**WHAT IS NEEDED**.
Which lines of the records contain "shopping"? Collect every one of them.

**MATERIAL FOR THIS EXERCISE**.
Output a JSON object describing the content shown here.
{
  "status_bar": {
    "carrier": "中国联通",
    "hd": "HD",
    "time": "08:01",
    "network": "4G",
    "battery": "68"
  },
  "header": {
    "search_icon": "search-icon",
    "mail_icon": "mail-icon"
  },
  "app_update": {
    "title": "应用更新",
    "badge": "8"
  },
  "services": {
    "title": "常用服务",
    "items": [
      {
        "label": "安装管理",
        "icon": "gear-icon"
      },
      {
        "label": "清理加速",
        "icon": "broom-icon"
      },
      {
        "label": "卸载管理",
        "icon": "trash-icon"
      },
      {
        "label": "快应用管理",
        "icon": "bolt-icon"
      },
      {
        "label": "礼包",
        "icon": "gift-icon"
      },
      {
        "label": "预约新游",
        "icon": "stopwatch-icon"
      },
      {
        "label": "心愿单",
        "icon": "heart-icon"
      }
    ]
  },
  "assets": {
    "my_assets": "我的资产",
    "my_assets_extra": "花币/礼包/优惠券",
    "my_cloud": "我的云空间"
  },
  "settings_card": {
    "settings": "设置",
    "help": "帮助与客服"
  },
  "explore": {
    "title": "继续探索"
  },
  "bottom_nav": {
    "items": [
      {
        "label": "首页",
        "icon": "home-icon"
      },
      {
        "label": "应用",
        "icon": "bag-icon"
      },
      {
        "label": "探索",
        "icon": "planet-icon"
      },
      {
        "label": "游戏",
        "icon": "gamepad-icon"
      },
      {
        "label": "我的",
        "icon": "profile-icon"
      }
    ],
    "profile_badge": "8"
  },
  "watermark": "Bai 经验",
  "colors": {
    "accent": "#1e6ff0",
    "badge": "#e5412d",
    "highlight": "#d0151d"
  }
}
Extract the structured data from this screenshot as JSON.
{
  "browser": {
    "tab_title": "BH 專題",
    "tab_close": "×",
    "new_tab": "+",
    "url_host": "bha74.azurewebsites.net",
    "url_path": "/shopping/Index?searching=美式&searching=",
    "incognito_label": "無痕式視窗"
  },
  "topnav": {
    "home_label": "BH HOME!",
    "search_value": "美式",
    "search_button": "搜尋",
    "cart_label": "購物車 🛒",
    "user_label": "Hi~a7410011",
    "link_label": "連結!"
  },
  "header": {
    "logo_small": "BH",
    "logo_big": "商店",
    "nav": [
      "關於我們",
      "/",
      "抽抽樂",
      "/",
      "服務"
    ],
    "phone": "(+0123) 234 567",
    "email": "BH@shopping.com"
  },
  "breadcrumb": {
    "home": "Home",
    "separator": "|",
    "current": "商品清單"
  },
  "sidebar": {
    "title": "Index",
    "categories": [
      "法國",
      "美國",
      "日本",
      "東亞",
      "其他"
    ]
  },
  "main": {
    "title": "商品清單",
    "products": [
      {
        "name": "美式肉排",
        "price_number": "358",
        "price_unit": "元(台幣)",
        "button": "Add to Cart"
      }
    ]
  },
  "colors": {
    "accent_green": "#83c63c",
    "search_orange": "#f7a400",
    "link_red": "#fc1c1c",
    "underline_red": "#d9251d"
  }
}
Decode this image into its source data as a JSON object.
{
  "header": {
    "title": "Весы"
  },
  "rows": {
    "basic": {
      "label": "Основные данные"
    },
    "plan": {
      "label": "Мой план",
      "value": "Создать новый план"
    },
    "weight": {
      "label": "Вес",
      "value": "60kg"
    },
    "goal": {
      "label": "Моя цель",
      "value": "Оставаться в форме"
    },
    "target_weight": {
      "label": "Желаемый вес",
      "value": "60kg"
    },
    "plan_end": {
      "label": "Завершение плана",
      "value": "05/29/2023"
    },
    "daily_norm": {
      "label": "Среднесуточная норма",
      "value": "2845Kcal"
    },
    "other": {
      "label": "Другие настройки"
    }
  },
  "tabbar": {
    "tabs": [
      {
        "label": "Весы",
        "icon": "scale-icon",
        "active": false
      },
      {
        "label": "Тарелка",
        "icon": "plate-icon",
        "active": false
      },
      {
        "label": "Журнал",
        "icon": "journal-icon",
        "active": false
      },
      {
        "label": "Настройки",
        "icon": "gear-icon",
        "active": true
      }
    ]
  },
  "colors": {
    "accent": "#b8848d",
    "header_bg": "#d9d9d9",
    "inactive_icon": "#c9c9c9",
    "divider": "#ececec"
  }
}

**ANSWER AREA**.
    "url_path": "/shopping/Index?searching=美式&searching=",
    "email": "BH@shopping.com"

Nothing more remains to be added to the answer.